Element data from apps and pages
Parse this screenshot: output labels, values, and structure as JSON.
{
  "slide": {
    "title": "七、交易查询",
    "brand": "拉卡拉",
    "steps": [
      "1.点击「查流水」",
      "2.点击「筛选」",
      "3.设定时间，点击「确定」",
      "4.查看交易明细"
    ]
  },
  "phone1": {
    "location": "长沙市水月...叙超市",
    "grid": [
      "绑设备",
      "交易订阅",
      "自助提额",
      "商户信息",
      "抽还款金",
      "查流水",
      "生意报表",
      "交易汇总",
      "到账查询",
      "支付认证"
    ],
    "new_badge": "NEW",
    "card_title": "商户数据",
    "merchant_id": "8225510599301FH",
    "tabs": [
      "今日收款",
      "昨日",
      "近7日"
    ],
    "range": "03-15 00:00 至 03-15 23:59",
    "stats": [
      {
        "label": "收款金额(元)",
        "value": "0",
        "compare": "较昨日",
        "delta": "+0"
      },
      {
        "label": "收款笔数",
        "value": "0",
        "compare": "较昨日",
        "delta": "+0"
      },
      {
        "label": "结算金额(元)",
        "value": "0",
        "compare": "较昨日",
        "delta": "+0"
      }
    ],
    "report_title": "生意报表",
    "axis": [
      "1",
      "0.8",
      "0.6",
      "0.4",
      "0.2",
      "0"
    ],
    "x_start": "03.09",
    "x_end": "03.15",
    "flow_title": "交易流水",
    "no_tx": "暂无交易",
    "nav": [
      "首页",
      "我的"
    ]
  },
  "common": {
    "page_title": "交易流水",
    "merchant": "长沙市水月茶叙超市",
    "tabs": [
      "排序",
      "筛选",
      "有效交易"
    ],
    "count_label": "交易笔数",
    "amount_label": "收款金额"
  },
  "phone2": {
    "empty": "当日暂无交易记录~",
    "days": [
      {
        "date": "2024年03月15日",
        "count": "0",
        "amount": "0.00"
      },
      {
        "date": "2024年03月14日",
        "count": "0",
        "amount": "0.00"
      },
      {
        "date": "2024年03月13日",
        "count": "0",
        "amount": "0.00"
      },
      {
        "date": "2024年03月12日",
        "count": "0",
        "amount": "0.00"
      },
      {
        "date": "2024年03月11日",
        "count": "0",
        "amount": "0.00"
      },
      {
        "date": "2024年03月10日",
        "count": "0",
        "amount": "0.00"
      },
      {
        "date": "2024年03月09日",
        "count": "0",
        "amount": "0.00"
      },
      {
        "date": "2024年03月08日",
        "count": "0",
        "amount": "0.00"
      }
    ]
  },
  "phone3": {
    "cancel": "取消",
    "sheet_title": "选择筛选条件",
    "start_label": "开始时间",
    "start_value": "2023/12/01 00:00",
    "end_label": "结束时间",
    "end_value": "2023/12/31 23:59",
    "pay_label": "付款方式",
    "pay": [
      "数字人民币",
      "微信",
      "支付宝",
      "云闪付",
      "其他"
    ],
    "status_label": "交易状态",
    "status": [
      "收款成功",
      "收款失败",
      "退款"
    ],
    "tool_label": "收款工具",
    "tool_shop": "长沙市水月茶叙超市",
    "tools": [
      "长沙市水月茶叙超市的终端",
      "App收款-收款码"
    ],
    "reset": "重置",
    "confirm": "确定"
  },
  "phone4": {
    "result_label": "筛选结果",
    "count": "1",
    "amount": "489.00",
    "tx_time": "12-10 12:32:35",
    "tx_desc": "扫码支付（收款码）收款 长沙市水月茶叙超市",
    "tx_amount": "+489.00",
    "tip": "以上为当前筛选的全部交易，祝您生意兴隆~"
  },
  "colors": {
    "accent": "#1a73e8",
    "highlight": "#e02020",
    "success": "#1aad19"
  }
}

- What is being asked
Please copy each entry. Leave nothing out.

- Response
Parse this screenshot: output labels, values, and structure as JSON.
{
  "slide": {
    "title": "七、交易查询",
    "brand": "拉卡拉",
    "steps": [
      "1.点击「查流水」",
      "2.点击「筛选」",
      "3.设定时间，点击「确定」",
      "4.查看交易明细"
    ]
  },
  "phone1": {
    "location": "长沙市水月...叙超市",
    "grid": [
      "绑设备",
      "交易订阅",
      "自助提额",
      "商户信息",
      "抽还款金",
      "查流水",
      "生意报表",
      "交易汇总",
      "到账查询",
      "支付认证"
    ],
    "new_badge": "NEW",
    "card_title": "商户数据",
    "merchant_id": "8225510599301FH",
    "tabs": [
      "今日收款",
      "昨日",
      "近7日"
    ],
    "range": "03-15 00:00 至 03-15 23:59",
    "stats": [
      {
        "label": "收款金额(元)",
        "value": "0",
        "compare": "较昨日",
        "delta": "+0"
      },
      {
        "label": "收款笔数",
        "value": "0",
        "compare": "较昨日",
        "delta": "+0"
      },
      {
        "label": "结算金额(元)",
        "value": "0",
        "compare": "较昨日",
        "delta": "+0"
      }
    ],
    "report_title": "生意报表",
    "axis": [
      "1",
      "0.8",
      "0.6",
      "0.4",
      "0.2",
      "0"
    ],
    "x_start": "03.09",
    "x_end": "03.15",
    "flow_title": "交易流水",
    "no_tx": "暂无交易",
    "nav": [
      "首页",
      "我的"
    ]
  },
  "common": {
    "page_title": "交易流水",
    "merchant": "长沙市水月茶叙超市",
    "tabs": [
      "排序",
      "筛选",
      "有效交易"
    ],
    "count_label": "交易笔数",
    "amount_label": "收款金额"
  },
  "phone2": {
    "empty": "当日暂无交易记录~",
    "days": [
      {
        "date": "2024年03月15日",
        "count": "0",
        "amount": "0.00"
      },
      {
        "date": "2024年03月14日",
        "count": "0",
        "amount": "0.00"
      },
      {
        "date": "2024年03月13日",
        "count": "0",
        "amount": "0.00"
      },
      {
        "date": "2024年03月12日",
        "count": "0",
        "amount": "0.00"
      },
      {
        "date": "2024年03月11日",
        "count": "0",
        "amount": "0.00"
      },
      {
        "date": "2024年03月10日",
        "count": "0",
        "amount": "0.00"
      },
      {
        "date": "2024年03月09日",
        "count": "0",
        "amount": "0.00"
      },
      {
        "date": "2024年03月08日",
        "count": "0",
        "amount": "0.00"
      }
    ]
  },
  "phone3": {
    "cancel": "取消",
    "sheet_title": "选择筛选条件",
    "start_label": "开始时间",
    "start_value": "2023/12/01 00:00",
    "end_label": "结束时间",
    "end_value": "2023/12/31 23:59",
    "pay_label": "付款方式",
    "pay": [
      "数字人民币",
      "微信",
      "支付宝",
      "云闪付",
      "其他"
    ],
    "status_label": "交易状态",
    "status": [
      "收款成功",
      "收款失败",
      "退款"
    ],
    "tool_label": "收款工具",
    "tool_shop": "长沙市水月茶叙超市",
    "tools": [
      "长沙市水月茶叙超市的终端",
      "App收款-收款码"
    ],
    "reset": "重置",
    "confirm": "确定"
  },
  "phone4": {
    "result_label": "筛选结果",
    "count": "1",
    "amount": "489.00",
    "tx_time": "12-10 12:32:35",
    "tx_desc": "扫码支付（收款码）收款 长沙市水月茶叙超市",
    "tx_amount": "+489.00",
    "tip": "以上为当前筛选的全部交易，祝您生意兴隆~"
  },
  "colors": {
    "accent": "#1a73e8",
    "highlight": "#e02020",
    "success": "#1aad19"
  }
}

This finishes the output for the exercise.